TASK GOAL =>
Each record must be retyped word for word.

Dataset rows describing interfaces
· · · · · · ·

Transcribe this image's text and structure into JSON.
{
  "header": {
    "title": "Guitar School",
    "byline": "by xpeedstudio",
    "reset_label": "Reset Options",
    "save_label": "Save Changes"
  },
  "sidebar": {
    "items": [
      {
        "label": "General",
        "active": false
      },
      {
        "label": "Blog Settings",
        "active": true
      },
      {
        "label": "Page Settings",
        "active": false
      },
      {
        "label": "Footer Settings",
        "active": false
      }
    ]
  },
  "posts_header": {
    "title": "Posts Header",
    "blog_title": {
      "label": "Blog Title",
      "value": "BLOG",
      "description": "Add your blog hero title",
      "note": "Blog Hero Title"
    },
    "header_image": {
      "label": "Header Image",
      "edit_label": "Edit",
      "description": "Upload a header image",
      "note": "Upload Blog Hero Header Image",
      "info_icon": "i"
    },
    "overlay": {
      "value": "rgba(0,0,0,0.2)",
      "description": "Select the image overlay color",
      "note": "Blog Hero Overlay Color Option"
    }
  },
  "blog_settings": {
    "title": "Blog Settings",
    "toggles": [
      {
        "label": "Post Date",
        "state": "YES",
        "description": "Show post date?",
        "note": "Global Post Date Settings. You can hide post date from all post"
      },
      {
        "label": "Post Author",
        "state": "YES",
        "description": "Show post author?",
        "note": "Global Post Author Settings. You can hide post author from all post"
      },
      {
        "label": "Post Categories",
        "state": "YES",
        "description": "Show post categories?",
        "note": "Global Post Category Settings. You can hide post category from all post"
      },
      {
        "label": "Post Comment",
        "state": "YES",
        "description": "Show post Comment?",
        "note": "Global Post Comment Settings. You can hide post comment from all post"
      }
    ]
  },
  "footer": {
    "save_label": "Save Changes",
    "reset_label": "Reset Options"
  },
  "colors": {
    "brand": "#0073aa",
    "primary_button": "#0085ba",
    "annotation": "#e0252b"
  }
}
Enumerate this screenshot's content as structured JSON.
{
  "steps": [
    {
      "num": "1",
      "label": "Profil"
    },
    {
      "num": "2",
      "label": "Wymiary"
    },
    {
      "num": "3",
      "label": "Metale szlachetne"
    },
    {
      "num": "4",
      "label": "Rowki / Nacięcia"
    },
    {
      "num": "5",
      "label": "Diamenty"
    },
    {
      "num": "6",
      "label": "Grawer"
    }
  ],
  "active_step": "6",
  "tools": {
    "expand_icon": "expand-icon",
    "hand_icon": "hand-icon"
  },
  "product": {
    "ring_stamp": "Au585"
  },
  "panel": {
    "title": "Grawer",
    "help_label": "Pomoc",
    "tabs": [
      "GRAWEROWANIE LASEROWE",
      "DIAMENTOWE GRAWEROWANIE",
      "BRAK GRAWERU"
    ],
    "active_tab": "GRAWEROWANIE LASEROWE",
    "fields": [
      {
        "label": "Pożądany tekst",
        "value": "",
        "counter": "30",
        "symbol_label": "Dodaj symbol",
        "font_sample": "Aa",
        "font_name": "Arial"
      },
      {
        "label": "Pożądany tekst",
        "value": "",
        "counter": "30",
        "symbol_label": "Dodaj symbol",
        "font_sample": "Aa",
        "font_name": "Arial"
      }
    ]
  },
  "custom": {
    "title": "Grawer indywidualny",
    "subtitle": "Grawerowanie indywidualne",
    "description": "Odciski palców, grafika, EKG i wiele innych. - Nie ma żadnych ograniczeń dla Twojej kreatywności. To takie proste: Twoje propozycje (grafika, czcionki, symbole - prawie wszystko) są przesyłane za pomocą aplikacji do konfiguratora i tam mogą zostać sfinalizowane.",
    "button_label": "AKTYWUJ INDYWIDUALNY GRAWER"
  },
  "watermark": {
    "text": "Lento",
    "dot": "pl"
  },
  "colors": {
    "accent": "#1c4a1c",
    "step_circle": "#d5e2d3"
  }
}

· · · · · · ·

RESPONSE =>
Transcribe this image's text and structure into JSON.
{
  "header": {
    "title": "Guitar School",
    "byline": "by xpeedstudio",
    "reset_label": "Reset Options",
    "save_label": "Save Changes"
  },
  "sidebar": {
    "items": [
      {
        "label": "General",
        "active": false
      },
      {
        "label": "Blog Settings",
        "active": true
      },
      {
        "label": "Page Settings",
        "active": false
      },
      {
        "label": "Footer Settings",
        "active": false
      }
    ]
  },
  "posts_header": {
    "title": "Posts Header",
    "blog_title": {
      "label": "Blog Title",
      "value": "BLOG",
      "description": "Add your blog hero title",
      "note": "Blog Hero Title"
    },
    "header_image": {
      "label": "Header Image",
      "edit_label": "Edit",
      "description": "Upload a header image",
      "note": "Upload Blog Hero Header Image",
      "info_icon": "i"
    },
    "overlay": {
      "value": "rgba(0,0,0,0.2)",
      "description": "Select the image overlay color",
      "note": "Blog Hero Overlay Color Option"
    }
  },
  "blog_settings": {
    "title": "Blog Settings",
    "toggles": [
      {
        "label": "Post Date",
        "state": "YES",
        "description": "Show post date?",
        "note": "Global Post Date Settings. You can hide post date from all post"
      },
      {
        "label": "Post Author",
        "state": "YES",
        "description": "Show post author?",
        "note": "Global Post Author Settings. You can hide post author from all post"
      },
      {
        "label": "Post Categories",
        "state": "YES",
        "description": "Show post categories?",
        "note": "Global Post Category Settings. You can hide post category from all post"
      },
      {
        "label": "Post Comment",
        "state": "YES",
        "description": "Show post Comment?",
        "note": "Global Post Comment Settings. You can hide post comment from all post"
      }
    ]
  },
  "footer": {
    "save_label": "Save Changes",
    "reset_label": "Reset Options"
  },
  "colors": {
    "brand": "#0073aa",
    "primary_button": "#0085ba",
    "annotation": "#e0252b"
  }
}
Enumerate this screenshot's content as structured JSON.
{
  "steps": [
    {
      "num": "1",
      "label": "Profil"
    },
    {
      "num": "2",
      "label": "Wymiary"
    },
    {
      "num": "3",
      "label": "Metale szlachetne"
    },
    {
      "num": "4",
      "label": "Rowki / Nacięcia"
    },
    {
      "num": "5",
      "label": "Diamenty"
    },
    {
      "num": "6",
      "label": "Grawer"
    }
  ],
  "active_step": "6",
  "tools": {
    "expand_icon": "expand-icon",
    "hand_icon": "hand-icon"
  },
  "product": {
    "ring_stamp": "Au585"
  },
  "panel": {
    "title": "Grawer",
    "help_label": "Pomoc",
    "tabs": [
      "GRAWEROWANIE LASEROWE",
      "DIAMENTOWE GRAWEROWANIE",
      "BRAK GRAWERU"
    ],
    "active_tab": "GRAWEROWANIE LASEROWE",
    "fields": [
      {
        "label": "Pożądany tekst",
        "value": "",
        "counter": "30",
        "symbol_label": "Dodaj symbol",
        "font_sample": "Aa",
        "font_name": "Arial"
      },
      {
        "label": "Pożądany tekst",
        "value": "",
        "counter": "30",
        "symbol_label": "Dodaj symbol",
        "font_sample": "Aa",
        "font_name": "Arial"
      }
    ]
  },
  "custom": {
    "title": "Grawer indywidualny",
    "subtitle": "Grawerowanie indywidualne",
    "description": "Odciski palców, grafika, EKG i wiele innych. - Nie ma żadnych ograniczeń dla Twojej kreatywności. To takie proste: Twoje propozycje (grafika, czcionki, symbole - prawie wszystko) są przesyłane za pomocą aplikacji do konfiguratora i tam mogą zostać sfinalizowane.",
    "button_label": "AKTYWUJ INDYWIDUALNY GRAWER"
  },
  "watermark": {
    "text": "Lento",
    "dot": "pl"
  },
  "colors": {
    "accent": "#1c4a1c",
    "step_circle": "#d5e2d3"
  }
}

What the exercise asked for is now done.